The Ins and Outs of the Supreme Court


Fred Schilling, Collection of th

The Roberts Court, April 23, 2021 Seated from left to right: Justices Samuel A. Alito, Jr. and Clarence Thomas, Chief Justice John G. Roberts, Jr., and Justices Stephen G. Breyer and Sonia Sotomayor Standing from left to right: Justices Brett M. Kavanaugh, Elena Kagan, Neil M. Gorsuch, and Amy Coney Barrett. Photograph by Fred Schilling, Collection of the Supreme Court of the United States

Recently in Texas, a debate has sprang to life. The Texas governor, Greg Abbott, passed a law stating that a woman could not get an abortion 6 weeks after conception. People all over the country are outraged with this decision. The case got so big that it eventually made its way to the Supreme Court. But the thing is, do people know how the Supreme Court works?

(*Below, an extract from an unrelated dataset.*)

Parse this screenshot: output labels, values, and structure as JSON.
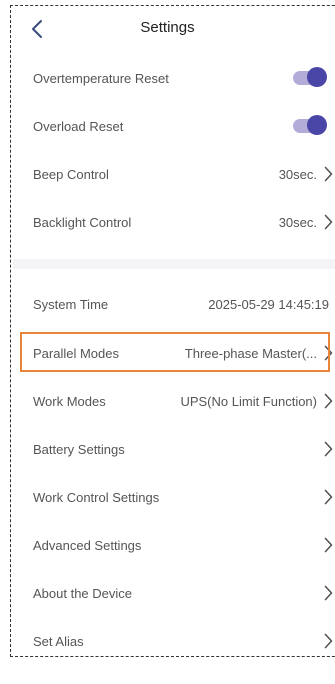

For starters, what even is the Supreme Court?

The Supreme Court is the highest court in the US. There’s a total of nine justices, one of which is the chief justice. Within the court itself, the chief justice sits in the middle, then to the right of them sits the senior associate justice. To the left of the chief justice sits the second senior justice. Members alternate sides based on their ranking.

Now that’s all great, but how does someone get elected into the Supreme Court?

The president will elect someone who they want to join the court. The court will then take a vote (majority rules) on whether or not the person should become a justice. The reason behind this is so that both the judicial and legislative branches have a say in who joins the court.

Next, the court must decide on what case to take. A justice will present a case they believe to be important, then they will all take a vote. If four of the nine justices vote for the case to be taken, a writ of certiorari will be written. A writ of certiorari is a legal order from a higher court to a lower court for them to send the higher court case records so that it can be reviewed.

Finally, the conclusion of the case. Each justice will converse with their law clerks in order to write up opinions that will later be used in the final decision for the case. There’s four major types of opinions.

The first (and most important) type of opinion is the majority opinion. This is the opinion held by 5/9 of the court.

The second type of opinion is concurring opinions. Concurring opinions are the opinions written by the judges in the majority. With these opinions, each justice is explaining their reasoning behind their choice. A justice can agree with the majority opinion, but not with the reasoning behind it, which is why they need to include their own explanations.

The third type of opinion is dissenting opinions. These opinions are written by the justices in the minority.

The fourth type of opinion is per curium. Per curium is latin for by the court. This type of opinion is one that’s held by the entire court and is presented by one justice. This is the most uncommon type of opinion.

For more information, visit the Supreme Court’s official website.